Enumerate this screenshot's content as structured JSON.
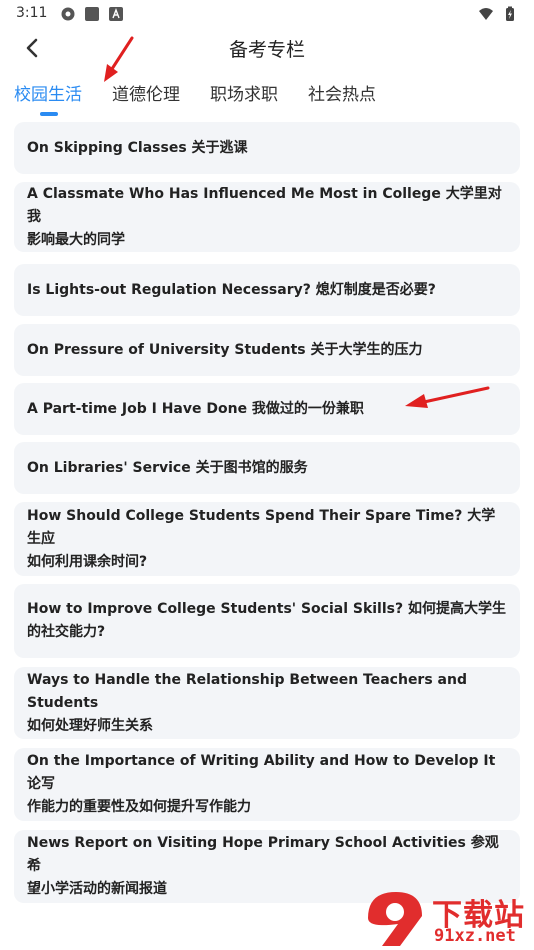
{
  "status_bar": {
    "time": "3:11",
    "icons_left": [
      "settings-gear-icon",
      "square-icon",
      "font-a-icon"
    ],
    "icons_right": [
      "wifi-icon",
      "battery-charging-icon"
    ]
  },
  "header": {
    "title": "备考专栏",
    "back_icon": "chevron-left-icon"
  },
  "tabs": [
    {
      "label": "校园生活",
      "active": true
    },
    {
      "label": "道德伦理",
      "active": false
    },
    {
      "label": "职场求职",
      "active": false
    },
    {
      "label": "社会热点",
      "active": false
    }
  ],
  "items": [
    {
      "line1": "On Skipping Classes  关于逃课",
      "line2": ""
    },
    {
      "line1": "A Classmate Who Has Influenced Me Most in College 大学里对我",
      "line2": "影响最大的同学"
    },
    {
      "line1": "Is Lights-out Regulation Necessary? 熄灯制度是否必要?",
      "line2": ""
    },
    {
      "line1": "On Pressure of University Students 关于大学生的压力",
      "line2": ""
    },
    {
      "line1": "A Part-time Job I Have Done 我做过的一份兼职",
      "line2": ""
    },
    {
      "line1": "On Libraries' Service 关于图书馆的服务",
      "line2": ""
    },
    {
      "line1": "How Should College Students Spend Their Spare Time? 大学生应",
      "line2": "如何利用课余时间?"
    },
    {
      "line1": "How to Improve College Students' Social Skills? 如何提高大学生",
      "line2": "的社交能力?"
    },
    {
      "line1": "Ways to Handle the Relationship Between Teachers and Students",
      "line2": "如何处理好师生关系"
    },
    {
      "line1": "On the Importance of Writing Ability and How to Develop It 论写",
      "line2": "作能力的重要性及如何提升写作能力"
    },
    {
      "line1": "News Report on Visiting Hope Primary School Activities 参观希",
      "line2": "望小学活动的新闻报道"
    }
  ],
  "watermark": {
    "logo_text": "下载站",
    "site": "91xz.net"
  },
  "colors": {
    "accent": "#2a8bf2",
    "card_bg": "#f3f5f8",
    "annotation_arrow": "#e02020"
  }
}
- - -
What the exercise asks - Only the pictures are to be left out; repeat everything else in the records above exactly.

Exercise solution -
Enumerate this screenshot's content as structured JSON.
{
  "status_bar": {
    "time": "3:11",
    "icons_left": [
      "settings-gear-icon",
      "square-icon",
      "font-a-icon"
    ],
    "icons_right": [
      "wifi-icon",
      "battery-charging-icon"
    ]
  },
  "header": {
    "title": "备考专栏",
    "back_icon": "chevron-left-icon"
  },
  "tabs": [
    {
      "label": "校园生活",
      "active": true
    },
    {
      "label": "道德伦理",
      "active": false
    },
    {
      "label": "职场求职",
      "active": false
    },
    {
      "label": "社会热点",
      "active": false
    }
  ],
  "items": [
    {
      "line1": "On Skipping Classes  关于逃课",
      "line2": ""
    },
    {
      "line1": "A Classmate Who Has Influenced Me Most in College 大学里对我",
      "line2": "影响最大的同学"
    },
    {
      "line1": "Is Lights-out Regulation Necessary? 熄灯制度是否必要?",
      "line2": ""
    },
    {
      "line1": "On Pressure of University Students 关于大学生的压力",
      "line2": ""
    },
    {
      "line1": "A Part-time Job I Have Done 我做过的一份兼职",
      "line2": ""
    },
    {
      "line1": "On Libraries' Service 关于图书馆的服务",
      "line2": ""
    },
    {
      "line1": "How Should College Students Spend Their Spare Time? 大学生应",
      "line2": "如何利用课余时间?"
    },
    {
      "line1": "How to Improve College Students' Social Skills? 如何提高大学生",
      "line2": "的社交能力?"
    },
    {
      "line1": "Ways to Handle the Relationship Between Teachers and Students",
      "line2": "如何处理好师生关系"
    },
    {
      "line1": "On the Importance of Writing Ability and How to Develop It 论写",
      "line2": "作能力的重要性及如何提升写作能力"
    },
    {
      "line1": "News Report on Visiting Hope Primary School Activities 参观希",
      "line2": "望小学活动的新闻报道"
    }
  ],
  "watermark": {
    "logo_text": "下载站",
    "site": "91xz.net"
  },
  "colors": {
    "accent": "#2a8bf2",
    "card_bg": "#f3f5f8",
    "annotation_arrow": "#e02020"
  }
}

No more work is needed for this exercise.